(Data extracted from a collection)
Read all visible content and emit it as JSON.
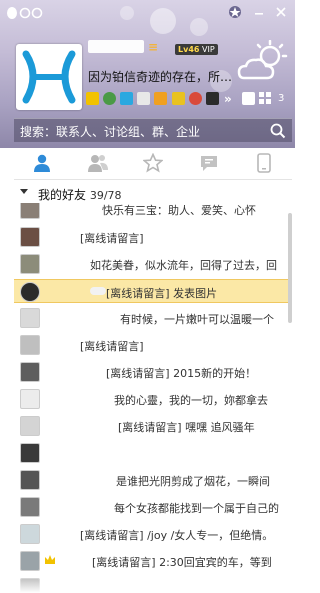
{
  "header": {
    "nickname_suffix": "≡",
    "level_badge": "Lv46",
    "vip_badge": "VIP",
    "signature": "因为铂信奇迹的存在，所…",
    "apps_count": "3"
  },
  "search": {
    "label": "搜索：联系人、讨论组、群、企业"
  },
  "tabs": [
    {
      "icon": "contact-icon"
    },
    {
      "icon": "group-icon"
    },
    {
      "icon": "star-icon"
    },
    {
      "icon": "chat-icon"
    },
    {
      "icon": "phone-icon"
    }
  ],
  "group": {
    "name": "我的好友",
    "count": "39/78"
  },
  "contacts": [
    {
      "text": "快乐有三宝：助人、爱笑、心怀"
    },
    {
      "text": "[离线请留言]"
    },
    {
      "text": "如花美眷，似水流年，回得了过去，回"
    },
    {
      "text": "[离线请留言]  发表图片"
    },
    {
      "text": "有时候，一片嫩叶可以温暖一个"
    },
    {
      "text": "[离线请留言]"
    },
    {
      "text": "[离线请留言]  2015新的开始！"
    },
    {
      "text": "我的心靈，我的一切，妳都拿去"
    },
    {
      "text": "[离线请留言]  嘿嘿 追风骚年"
    },
    {
      "text": ""
    },
    {
      "text": "是谁把光阴剪成了烟花，一瞬间"
    },
    {
      "text": "每个女孩都能找到一个属于自己的"
    },
    {
      "text": "[离线请留言]  /joy /女人专一，但绝情。"
    },
    {
      "text": "[离线请留言]  2:30回宜宾的车，等到"
    },
    {
      "text": ""
    }
  ],
  "colors": {
    "accent": "#3b8fd6",
    "selected_row": "#fbe8a6",
    "search_bar": "#575270"
  }
}
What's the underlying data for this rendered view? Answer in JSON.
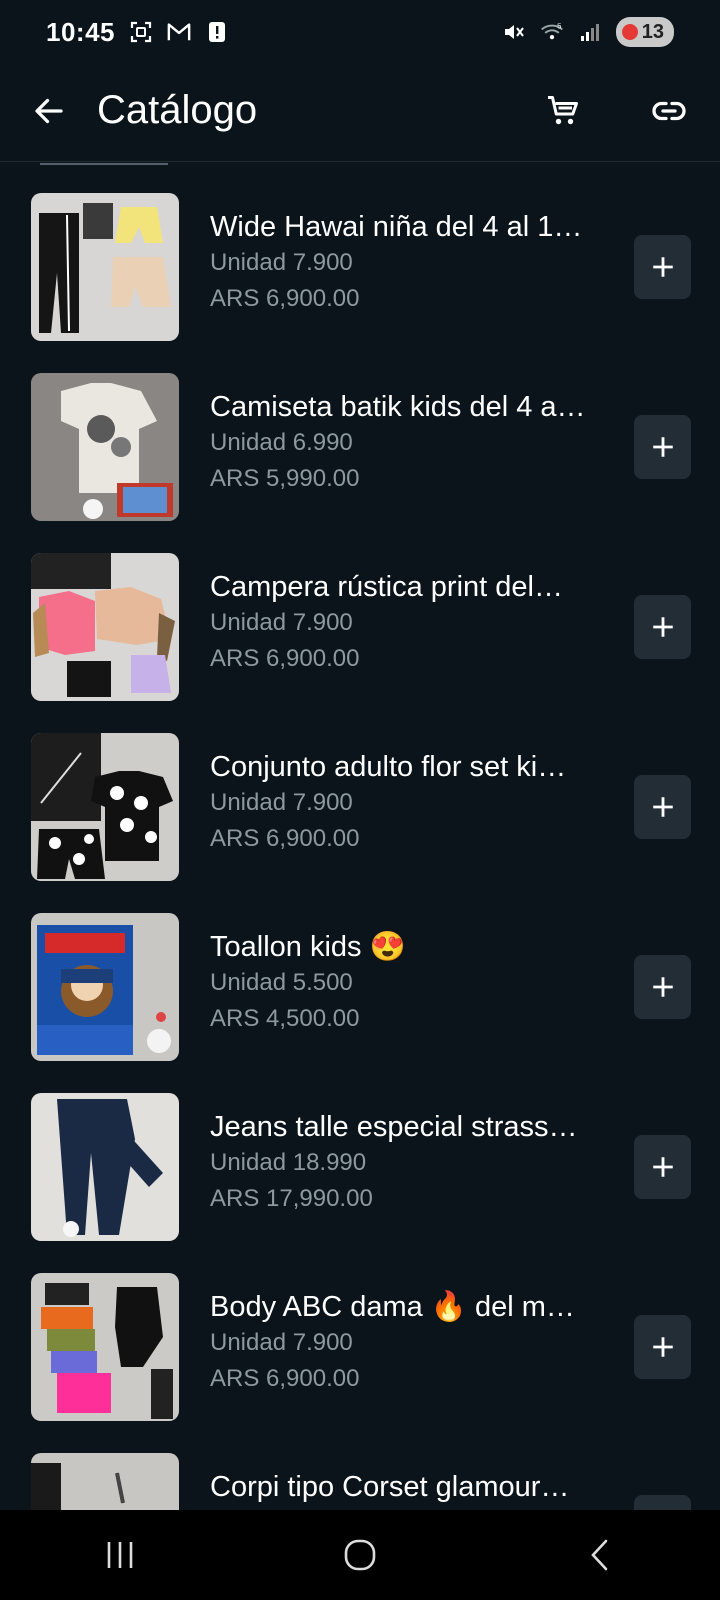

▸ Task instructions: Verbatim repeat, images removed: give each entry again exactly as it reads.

▸ Reply to the task:
Read all visible content and emit it as JSON.
{
  "header": {
    "nickname_suffix": "≡",
    "level_badge": "Lv46",
    "vip_badge": "VIP",
    "signature": "因为铂信奇迹的存在，所…",
    "apps_count": "3"
  },
  "search": {
    "label": "搜索：联系人、讨论组、群、企业"
  },
  "tabs": [
    {
      "icon": "contact-icon"
    },
    {
      "icon": "group-icon"
    },
    {
      "icon": "star-icon"
    },
    {
      "icon": "chat-icon"
    },
    {
      "icon": "phone-icon"
    }
  ],
  "group": {
    "name": "我的好友",
    "count": "39/78"
  },
  "contacts": [
    {
      "text": "快乐有三宝：助人、爱笑、心怀"
    },
    {
      "text": "[离线请留言]"
    },
    {
      "text": "如花美眷，似水流年，回得了过去，回"
    },
    {
      "text": "[离线请留言]  发表图片"
    },
    {
      "text": "有时候，一片嫩叶可以温暖一个"
    },
    {
      "text": "[离线请留言]"
    },
    {
      "text": "[离线请留言]  2015新的开始！"
    },
    {
      "text": "我的心靈，我的一切，妳都拿去"
    },
    {
      "text": "[离线请留言]  嘿嘿 追风骚年"
    },
    {
      "text": ""
    },
    {
      "text": "是谁把光阴剪成了烟花，一瞬间"
    },
    {
      "text": "每个女孩都能找到一个属于自己的"
    },
    {
      "text": "[离线请留言]  /joy /女人专一，但绝情。"
    },
    {
      "text": "[离线请留言]  2:30回宜宾的车，等到"
    },
    {
      "text": ""
    }
  ],
  "colors": {
    "accent": "#3b8fd6",
    "selected_row": "#fbe8a6",
    "search_bar": "#575270"
  }
}
What's the underlying data for this rendered view? Answer in JSON.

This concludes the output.